May 14 (Bloomberg) -- Hungary’s financial transaction tax, to be introduced in 2013, will exempt interbank transfers from the levy, according to the text of the proposal posted on parliament’s website.
The tax, which the government expects to yield 130 billion forint ($575 million) a year in revenue, will affect corporate and household bank transfers and be levied at a rate of 0.1 percent, according to the draft. Cash transfers initiated through postal services will also be taxed while transactions with securities will be exempt.
Hungary approved taxes on banking, telecommunications, energy and insurance companies last week to allay European Union concern that its budget is unsustainable and to retain next year EU grants that the bloc partly froze in March. The government is shifting levies toward consumption after the EU said it relied on one-time measures to mask its budget gap.
The government may consult with banks in the coming weeks about the financial levy, Antal Rogan, the ruling Fidesz party’s next parliamentary leader, told TV2 today.
The tax contravenes an agreement struck with banks last year and threatens economic growth as it makes credit more expensive, the Bank Association said on May 9.
To contact the reporter on this story: Edith Balazs in Budapest at email@example.com

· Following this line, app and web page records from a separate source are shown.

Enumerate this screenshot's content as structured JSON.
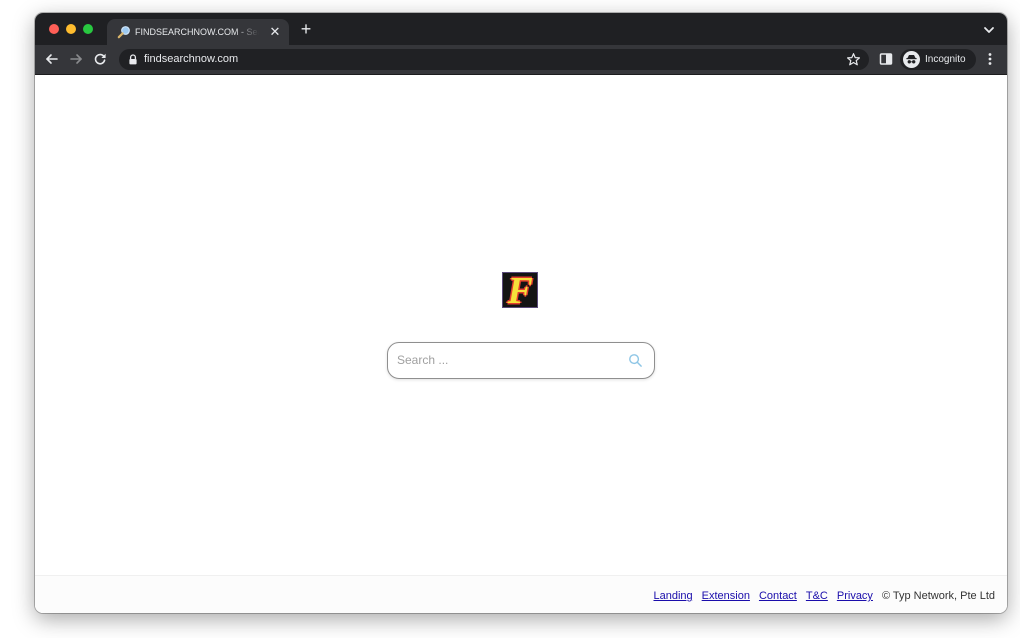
{
  "browser": {
    "tab": {
      "title": "FINDSEARCHNOW.COM - Search",
      "close_icon": "close-icon",
      "favicon": "magnifier-icon"
    },
    "new_tab_icon": "plus-icon",
    "tab_search_icon": "chevron-down-icon",
    "toolbar": {
      "back_icon": "arrow-left-icon",
      "forward_icon": "arrow-right-icon",
      "reload_icon": "reload-icon",
      "url": "findsearchnow.com",
      "lock_icon": "lock-icon",
      "bookmark_icon": "star-icon",
      "side_panel_icon": "side-panel-icon",
      "profile_label": "Incognito",
      "menu_icon": "kebab-menu-icon"
    },
    "colors": {
      "frame": "#1f2023",
      "toolbar": "#35363a",
      "omnibox": "#202124"
    }
  },
  "page": {
    "logo_letter": "F",
    "search": {
      "placeholder": "Search ...",
      "value": ""
    },
    "footer": {
      "links": [
        "Landing",
        "Extension",
        "Contact",
        "T&C",
        "Privacy"
      ],
      "copyright": "© Typ Network, Pte Ltd"
    },
    "colors": {
      "link": "#1a0dab",
      "search_icon": "#8ec6e6",
      "logo_fill": "#f5e03a",
      "logo_outline": "#e23b2e"
    }
  }
}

To contact the editor responsible for this story: James M. Gomez at firstname.lastname@example.org